- Opening Delimiter -

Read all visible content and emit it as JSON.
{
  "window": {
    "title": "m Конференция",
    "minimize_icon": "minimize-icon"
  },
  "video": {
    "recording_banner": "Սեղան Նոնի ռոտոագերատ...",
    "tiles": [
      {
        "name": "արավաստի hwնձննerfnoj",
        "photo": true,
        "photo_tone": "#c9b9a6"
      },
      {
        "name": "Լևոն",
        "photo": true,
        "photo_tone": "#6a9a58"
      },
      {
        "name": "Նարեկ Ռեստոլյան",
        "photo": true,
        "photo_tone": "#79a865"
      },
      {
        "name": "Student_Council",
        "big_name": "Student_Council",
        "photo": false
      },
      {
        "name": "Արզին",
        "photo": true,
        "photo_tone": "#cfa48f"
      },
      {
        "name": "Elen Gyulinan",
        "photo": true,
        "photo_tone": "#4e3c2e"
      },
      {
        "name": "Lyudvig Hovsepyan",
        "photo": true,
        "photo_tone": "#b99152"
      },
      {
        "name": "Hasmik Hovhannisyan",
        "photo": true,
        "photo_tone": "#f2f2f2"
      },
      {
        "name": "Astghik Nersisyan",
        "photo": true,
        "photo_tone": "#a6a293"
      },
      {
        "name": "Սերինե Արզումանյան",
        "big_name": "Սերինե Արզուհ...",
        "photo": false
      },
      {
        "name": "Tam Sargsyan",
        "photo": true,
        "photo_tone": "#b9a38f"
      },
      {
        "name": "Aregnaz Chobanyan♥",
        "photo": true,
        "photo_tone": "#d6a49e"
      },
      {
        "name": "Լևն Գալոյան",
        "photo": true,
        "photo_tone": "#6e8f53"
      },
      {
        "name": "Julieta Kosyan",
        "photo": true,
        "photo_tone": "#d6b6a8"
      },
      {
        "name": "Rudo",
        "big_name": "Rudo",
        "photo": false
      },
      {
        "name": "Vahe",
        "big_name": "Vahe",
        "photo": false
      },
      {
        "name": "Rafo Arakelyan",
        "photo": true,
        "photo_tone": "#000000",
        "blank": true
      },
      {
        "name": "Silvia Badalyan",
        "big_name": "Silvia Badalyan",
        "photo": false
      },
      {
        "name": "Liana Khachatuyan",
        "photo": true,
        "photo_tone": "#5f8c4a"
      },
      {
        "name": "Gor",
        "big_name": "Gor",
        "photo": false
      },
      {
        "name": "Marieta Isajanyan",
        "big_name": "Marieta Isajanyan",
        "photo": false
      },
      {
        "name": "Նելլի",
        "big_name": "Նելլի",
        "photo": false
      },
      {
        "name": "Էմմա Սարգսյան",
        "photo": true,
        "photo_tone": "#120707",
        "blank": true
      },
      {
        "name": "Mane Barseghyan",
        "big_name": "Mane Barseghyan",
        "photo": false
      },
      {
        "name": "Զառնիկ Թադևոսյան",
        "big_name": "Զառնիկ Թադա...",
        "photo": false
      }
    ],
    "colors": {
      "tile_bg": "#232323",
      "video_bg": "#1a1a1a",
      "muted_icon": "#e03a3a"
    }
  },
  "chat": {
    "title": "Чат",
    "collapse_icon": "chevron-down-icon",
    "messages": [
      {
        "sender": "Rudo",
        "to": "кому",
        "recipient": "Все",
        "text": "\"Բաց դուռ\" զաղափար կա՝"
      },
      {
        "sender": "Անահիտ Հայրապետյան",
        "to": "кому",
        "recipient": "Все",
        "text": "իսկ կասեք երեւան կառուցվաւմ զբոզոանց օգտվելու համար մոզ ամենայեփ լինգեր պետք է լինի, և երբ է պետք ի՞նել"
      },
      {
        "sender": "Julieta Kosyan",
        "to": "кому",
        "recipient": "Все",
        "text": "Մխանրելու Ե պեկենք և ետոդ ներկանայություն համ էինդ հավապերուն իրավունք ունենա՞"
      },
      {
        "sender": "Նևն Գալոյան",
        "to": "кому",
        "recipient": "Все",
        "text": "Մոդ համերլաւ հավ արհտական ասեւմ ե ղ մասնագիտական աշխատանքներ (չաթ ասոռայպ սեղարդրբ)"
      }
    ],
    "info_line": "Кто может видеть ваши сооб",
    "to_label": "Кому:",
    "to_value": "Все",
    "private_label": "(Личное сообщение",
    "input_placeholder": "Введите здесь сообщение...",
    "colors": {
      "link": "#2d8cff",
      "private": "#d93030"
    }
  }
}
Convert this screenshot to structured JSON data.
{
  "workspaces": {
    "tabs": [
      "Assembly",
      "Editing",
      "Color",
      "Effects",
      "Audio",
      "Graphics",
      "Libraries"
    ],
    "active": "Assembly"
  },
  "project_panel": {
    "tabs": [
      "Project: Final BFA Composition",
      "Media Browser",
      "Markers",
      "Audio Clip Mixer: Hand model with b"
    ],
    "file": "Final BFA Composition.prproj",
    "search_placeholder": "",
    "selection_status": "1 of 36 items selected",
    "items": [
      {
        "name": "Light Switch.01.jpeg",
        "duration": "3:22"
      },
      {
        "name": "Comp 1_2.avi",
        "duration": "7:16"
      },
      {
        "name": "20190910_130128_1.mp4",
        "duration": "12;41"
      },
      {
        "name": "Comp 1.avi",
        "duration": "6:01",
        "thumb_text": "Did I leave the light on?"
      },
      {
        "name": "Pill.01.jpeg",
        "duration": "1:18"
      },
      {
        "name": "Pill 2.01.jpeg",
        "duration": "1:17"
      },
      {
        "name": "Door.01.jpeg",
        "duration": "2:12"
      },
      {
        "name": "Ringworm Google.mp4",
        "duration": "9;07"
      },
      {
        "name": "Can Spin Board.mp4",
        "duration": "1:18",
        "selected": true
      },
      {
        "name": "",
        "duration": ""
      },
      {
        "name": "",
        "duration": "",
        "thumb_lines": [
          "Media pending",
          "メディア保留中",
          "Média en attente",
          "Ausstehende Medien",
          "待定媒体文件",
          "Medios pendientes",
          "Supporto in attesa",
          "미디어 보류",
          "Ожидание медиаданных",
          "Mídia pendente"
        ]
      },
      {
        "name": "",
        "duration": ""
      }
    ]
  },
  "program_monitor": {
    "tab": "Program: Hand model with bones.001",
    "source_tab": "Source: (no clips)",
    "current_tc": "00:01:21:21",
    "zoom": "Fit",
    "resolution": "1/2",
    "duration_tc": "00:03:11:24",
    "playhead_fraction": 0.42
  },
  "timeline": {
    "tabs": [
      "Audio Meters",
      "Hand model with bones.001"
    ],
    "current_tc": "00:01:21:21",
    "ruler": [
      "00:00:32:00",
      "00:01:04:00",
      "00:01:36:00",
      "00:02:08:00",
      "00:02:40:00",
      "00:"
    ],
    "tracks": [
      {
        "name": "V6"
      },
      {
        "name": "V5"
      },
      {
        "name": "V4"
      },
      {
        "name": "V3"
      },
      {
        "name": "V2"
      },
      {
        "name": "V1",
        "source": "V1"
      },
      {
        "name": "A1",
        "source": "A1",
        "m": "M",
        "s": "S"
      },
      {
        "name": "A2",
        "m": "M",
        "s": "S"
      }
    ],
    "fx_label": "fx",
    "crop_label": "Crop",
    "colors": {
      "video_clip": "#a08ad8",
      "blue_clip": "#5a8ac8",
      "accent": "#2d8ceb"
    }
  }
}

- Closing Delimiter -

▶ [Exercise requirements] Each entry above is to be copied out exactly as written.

▶ [Solution to the problem]
Read all visible content and emit it as JSON.
{
  "window": {
    "title": "m Конференция",
    "minimize_icon": "minimize-icon"
  },
  "video": {
    "recording_banner": "Սեղան Նոնի ռոտոագերատ...",
    "tiles": [
      {
        "name": "արավաստի hwնձննerfnoj",
        "photo": true,
        "photo_tone": "#c9b9a6"
      },
      {
        "name": "Լևոն",
        "photo": true,
        "photo_tone": "#6a9a58"
      },
      {
        "name": "Նարեկ Ռեստոլյան",
        "photo": true,
        "photo_tone": "#79a865"
      },
      {
        "name": "Student_Council",
        "big_name": "Student_Council",
        "photo": false
      },
      {
        "name": "Արզին",
        "photo": true,
        "photo_tone": "#cfa48f"
      },
      {
        "name": "Elen Gyulinan",
        "photo": true,
        "photo_tone": "#4e3c2e"
      },
      {
        "name": "Lyudvig Hovsepyan",
        "photo": true,
        "photo_tone": "#b99152"
      },
      {
        "name": "Hasmik Hovhannisyan",
        "photo": true,
        "photo_tone": "#f2f2f2"
      },
      {
        "name": "Astghik Nersisyan",
        "photo": true,
        "photo_tone": "#a6a293"
      },
      {
        "name": "Սերինե Արզումանյան",
        "big_name": "Սերինե Արզուհ...",
        "photo": false
      },
      {
        "name": "Tam Sargsyan",
        "photo": true,
        "photo_tone": "#b9a38f"
      },
      {
        "name": "Aregnaz Chobanyan♥",
        "photo": true,
        "photo_tone": "#d6a49e"
      },
      {
        "name": "Լևն Գալոյան",
        "photo": true,
        "photo_tone": "#6e8f53"
      },
      {
        "name": "Julieta Kosyan",
        "photo": true,
        "photo_tone": "#d6b6a8"
      },
      {
        "name": "Rudo",
        "big_name": "Rudo",
        "photo": false
      },
      {
        "name": "Vahe",
        "big_name": "Vahe",
        "photo": false
      },
      {
        "name": "Rafo Arakelyan",
        "photo": true,
        "photo_tone": "#000000",
        "blank": true
      },
      {
        "name": "Silvia Badalyan",
        "big_name": "Silvia Badalyan",
        "photo": false
      },
      {
        "name": "Liana Khachatuyan",
        "photo": true,
        "photo_tone": "#5f8c4a"
      },
      {
        "name": "Gor",
        "big_name": "Gor",
        "photo": false
      },
      {
        "name": "Marieta Isajanyan",
        "big_name": "Marieta Isajanyan",
        "photo": false
      },
      {
        "name": "Նելլի",
        "big_name": "Նելլի",
        "photo": false
      },
      {
        "name": "Էմմա Սարգսյան",
        "photo": true,
        "photo_tone": "#120707",
        "blank": true
      },
      {
        "name": "Mane Barseghyan",
        "big_name": "Mane Barseghyan",
        "photo": false
      },
      {
        "name": "Զառնիկ Թադևոսյան",
        "big_name": "Զառնիկ Թադա...",
        "photo": false
      }
    ],
    "colors": {
      "tile_bg": "#232323",
      "video_bg": "#1a1a1a",
      "muted_icon": "#e03a3a"
    }
  },
  "chat": {
    "title": "Чат",
    "collapse_icon": "chevron-down-icon",
    "messages": [
      {
        "sender": "Rudo",
        "to": "кому",
        "recipient": "Все",
        "text": "\"Բաց դուռ\" զաղափար կա՝"
      },
      {
        "sender": "Անահիտ Հայրապետյան",
        "to": "кому",
        "recipient": "Все",
        "text": "իսկ կասեք երեւան կառուցվաւմ զբոզոանց օգտվելու համար մոզ ամենայեփ լինգեր պետք է լինի, և երբ է պետք ի՞նել"
      },
      {
        "sender": "Julieta Kosyan",
        "to": "кому",
        "recipient": "Все",
        "text": "Մխանրելու Ե պեկենք և ետոդ ներկանայություն համ էինդ հավապերուն իրավունք ունենա՞"
      },
      {
        "sender": "Նևն Գալոյան",
        "to": "кому",
        "recipient": "Все",
        "text": "Մոդ համերլաւ հավ արհտական ասեւմ ե ղ մասնագիտական աշխատանքներ (չաթ ասոռայպ սեղարդրբ)"
      }
    ],
    "info_line": "Кто может видеть ваши сооб",
    "to_label": "Кому:",
    "to_value": "Все",
    "private_label": "(Личное сообщение",
    "input_placeholder": "Введите здесь сообщение...",
    "colors": {
      "link": "#2d8cff",
      "private": "#d93030"
    }
  }
}
Convert this screenshot to structured JSON data.
{
  "workspaces": {
    "tabs": [
      "Assembly",
      "Editing",
      "Color",
      "Effects",
      "Audio",
      "Graphics",
      "Libraries"
    ],
    "active": "Assembly"
  },
  "project_panel": {
    "tabs": [
      "Project: Final BFA Composition",
      "Media Browser",
      "Markers",
      "Audio Clip Mixer: Hand model with b"
    ],
    "file": "Final BFA Composition.prproj",
    "search_placeholder": "",
    "selection_status": "1 of 36 items selected",
    "items": [
      {
        "name": "Light Switch.01.jpeg",
        "duration": "3:22"
      },
      {
        "name": "Comp 1_2.avi",
        "duration": "7:16"
      },
      {
        "name": "20190910_130128_1.mp4",
        "duration": "12;41"
      },
      {
        "name": "Comp 1.avi",
        "duration": "6:01",
        "thumb_text": "Did I leave the light on?"
      },
      {
        "name": "Pill.01.jpeg",
        "duration": "1:18"
      },
      {
        "name": "Pill 2.01.jpeg",
        "duration": "1:17"
      },
      {
        "name": "Door.01.jpeg",
        "duration": "2:12"
      },
      {
        "name": "Ringworm Google.mp4",
        "duration": "9;07"
      },
      {
        "name": "Can Spin Board.mp4",
        "duration": "1:18",
        "selected": true
      },
      {
        "name": "",
        "duration": ""
      },
      {
        "name": "",
        "duration": "",
        "thumb_lines": [
          "Media pending",
          "メディア保留中",
          "Média en attente",
          "Ausstehende Medien",
          "待定媒体文件",
          "Medios pendientes",
          "Supporto in attesa",
          "미디어 보류",
          "Ожидание медиаданных",
          "Mídia pendente"
        ]
      },
      {
        "name": "",
        "duration": ""
      }
    ]
  },
  "program_monitor": {
    "tab": "Program: Hand model with bones.001",
    "source_tab": "Source: (no clips)",
    "current_tc": "00:01:21:21",
    "zoom": "Fit",
    "resolution": "1/2",
    "duration_tc": "00:03:11:24",
    "playhead_fraction": 0.42
  },
  "timeline": {
    "tabs": [
      "Audio Meters",
      "Hand model with bones.001"
    ],
    "current_tc": "00:01:21:21",
    "ruler": [
      "00:00:32:00",
      "00:01:04:00",
      "00:01:36:00",
      "00:02:08:00",
      "00:02:40:00",
      "00:"
    ],
    "tracks": [
      {
        "name": "V6"
      },
      {
        "name": "V5"
      },
      {
        "name": "V4"
      },
      {
        "name": "V3"
      },
      {
        "name": "V2"
      },
      {
        "name": "V1",
        "source": "V1"
      },
      {
        "name": "A1",
        "source": "A1",
        "m": "M",
        "s": "S"
      },
      {
        "name": "A2",
        "m": "M",
        "s": "S"
      }
    ],
    "fx_label": "fx",
    "crop_label": "Crop",
    "colors": {
      "video_clip": "#a08ad8",
      "blue_clip": "#5a8ac8",
      "accent": "#2d8ceb"
    }
  }
}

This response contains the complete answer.